On Thursday, March 24, 2016 the LBJ School will host Ms. Inimai Chettiar as part of the New Voices in Civil Rights Speaker Series. Ms. Chettiar is the Director of the Brennan Center for Justice, whose mission is seek “equal justice for all” by creating an effective, rational and fair legal system.
The event will be held in room 3.122 at 12:15 p.m. The event is open to the public, but registration is required.
Background on Inimai Chettiar
Before coming to the Brennan Center, Ms. Chettiar worked at the American Civil Liberties Union, where she was a lead architect of their nationwide Initiative to End Mass Incarceration. She also launched their state legislative campaign to reduce mass incarceration. Chettiar has also served as a fellow at the Center for American Progress, a litigation associate at Debevoise & Plimpton LLP, a judicial law clerk to the Hon. Lawrence M. McKenna at the U.S. District Court for the Southern District of New York, and an elementary school teacher in Quito, Ecuador.
Her work has been featured in New York Times, Washington Post, Forbes, Wall Street Journal, MSNBC, NPR, Bloomberg and other outlets. She has published extensive scholarship on economic and fiscal policy and criminal law reform, and is listed in the national directory as a Top Wonk in criminal justice, economic policy, and race and economics.
Background on New Voices on Civil Rights Series
Over the past year, the LBJ School of Public Affairs has celebrated the monumental accomplishments of our namesake, President Lyndon B. Johnson, highlighting 50 years since the historic passage of the 1965 Civil Rights Act and other significant legislation. As we reflect on these triumphs championed by LBJ and civil rights leaders across the country, we must look to the future to address the numerous contemporary civil rights issues facing America today.

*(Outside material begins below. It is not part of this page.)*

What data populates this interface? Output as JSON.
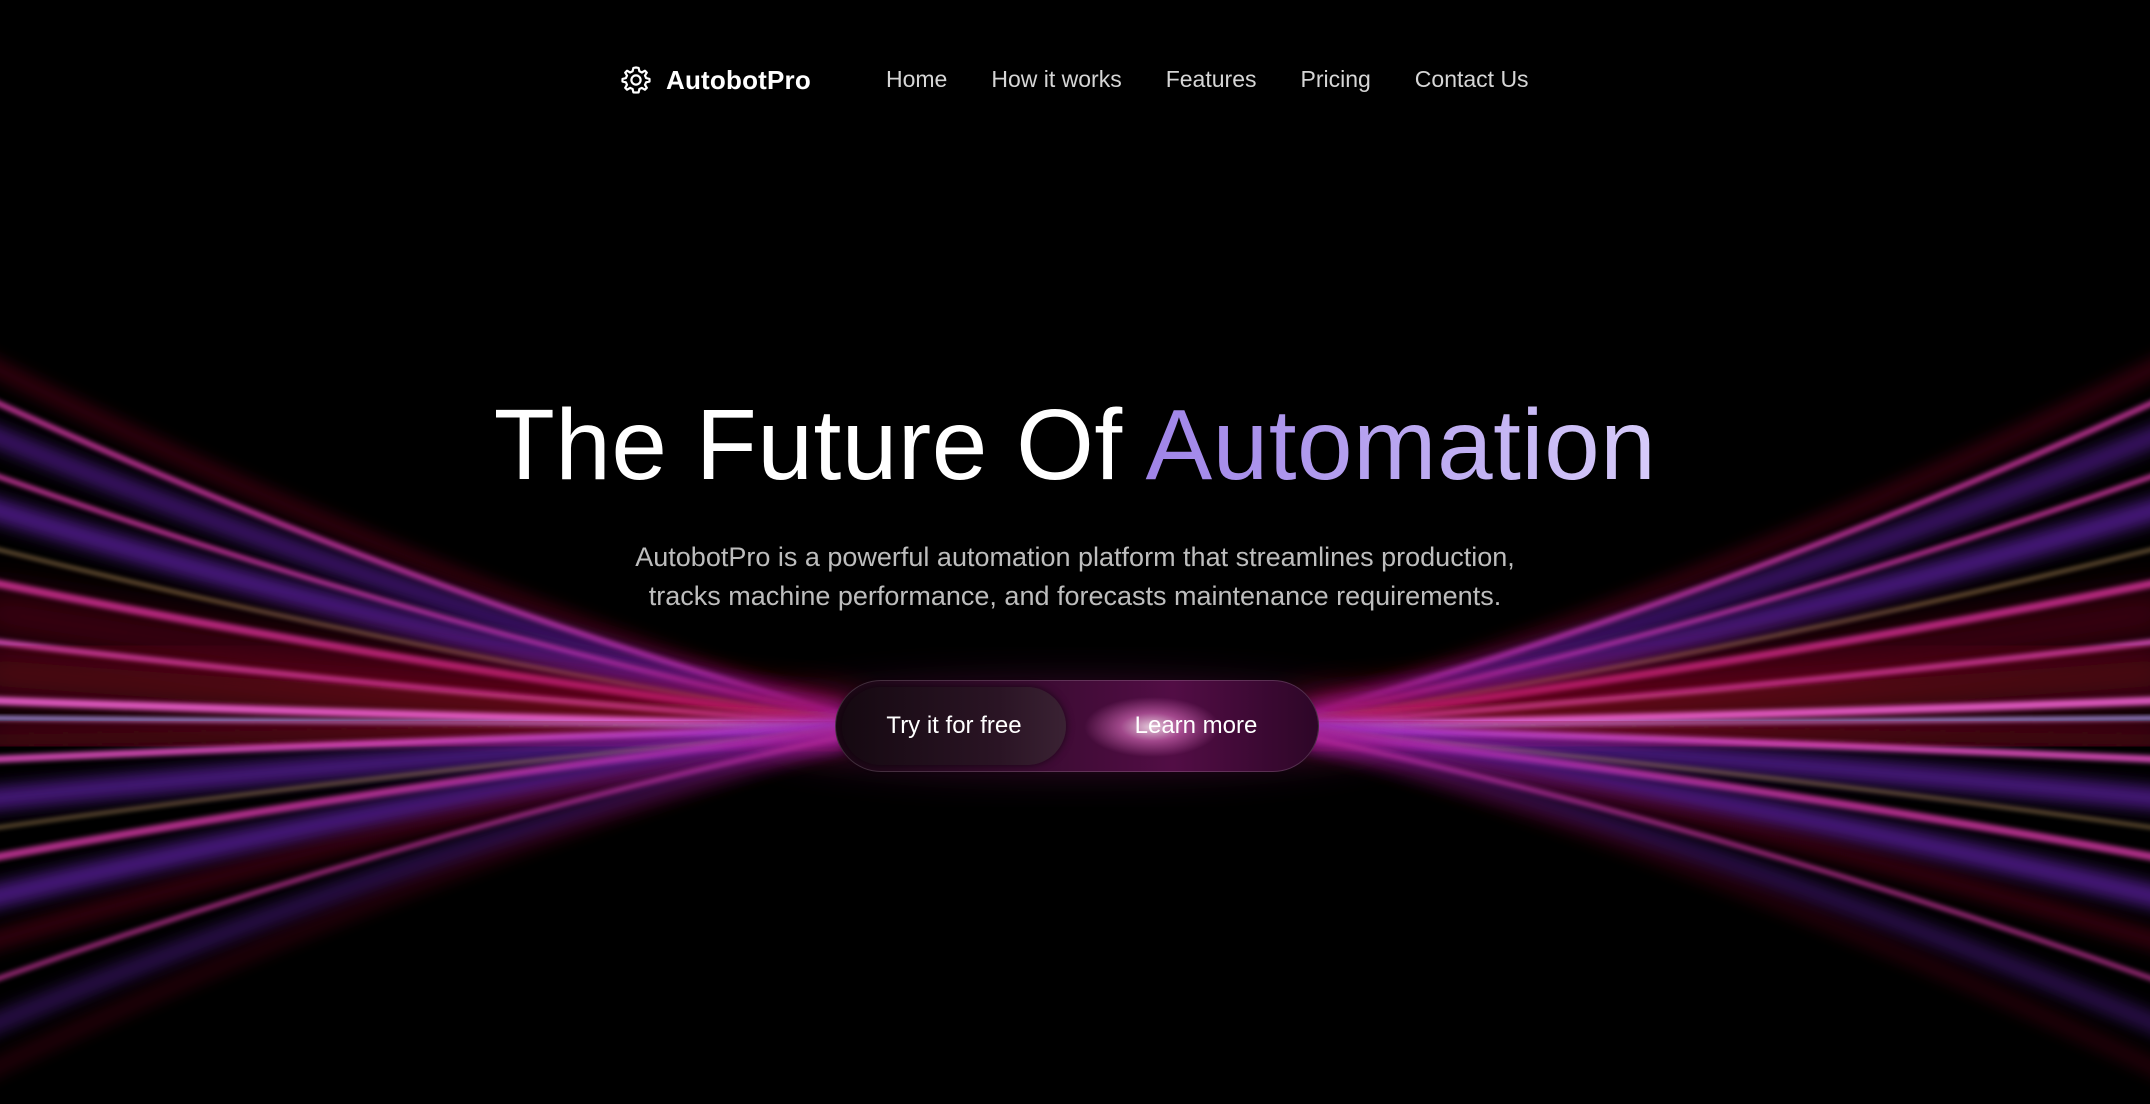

In this effort, the LBJ School has launched a speaker’s series - New Voices in Civil Rights – that underlines the work of individuals who are making a difference through advocacy or research in civil rights.